Mobile phone shops, barbers and beauty salons are rejuvenating the high street as the chain stores desert our town centres.
The number of small businesses on the high street has been increasing every year since 2009, according to the British Independent Retailers Association (BIRA). Small businesses are adapting to the needs of consumers and providing them the traditional services we used to see on the high street, whether that’s offering tailoring and alterations, beauty treatments or fixing a phone…..

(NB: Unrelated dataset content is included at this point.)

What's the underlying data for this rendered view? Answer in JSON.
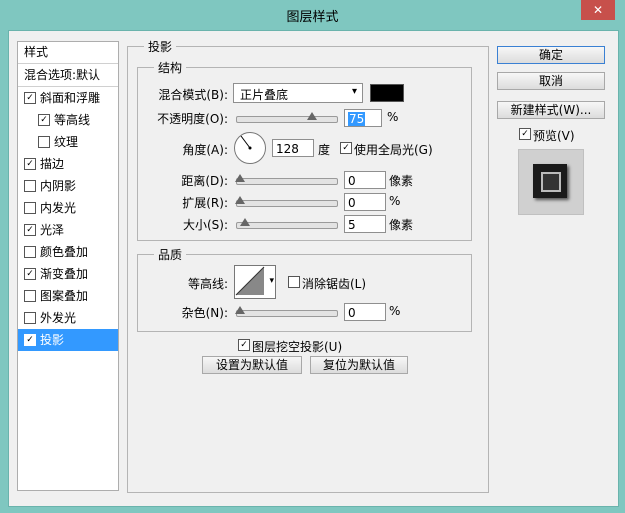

The Survey of Town Shopping Areas 2013, conducted by BIRA and the Local Data Company (LDC), shows that 44 new independents opened up for every 16 chain retailers that closed each day last year. But the pace of growth of independents is tailing off, with the net openings increasing by 4% in 2010, compared with 0.7% in 2013.
Who are the winners and losers amongst the independents? Mobile phone shops, barbers, tattooing/piercing, beauty/nail salons, charity shops and convenience stores increased their presence in town centres. Women’s clothing and fashion shops, discount stores, newsagents, jewellers, shoe shops and bars are fewer and far between.
Independent small businesses now make up 66% of all retail and leisure units in Great Britain.
Despite the big chains fleeing the high street, the number of vacant stores is not going up. According to LDC, the number of empty shops has declined from a high of 14.6% in July 2010 to 13.6% in 2013.
The survey shows that small businesses are taking up the challenge. ‘Give an entrepreneur a sniff of an opportunity and a chance of a profit and they will create businesses and fill empty units,’ said BIRA deputy chief executive, Michael Weedon.
The BIRA data comes just as the government launches its Future High Streets Forum, to ‘help town centres to adapt to the modern market today’. It aims to build on the work of the 330 Town Teams and the 27 Portas Pilots set up last year.
What do you think the government can do to boost small businesses on the high street?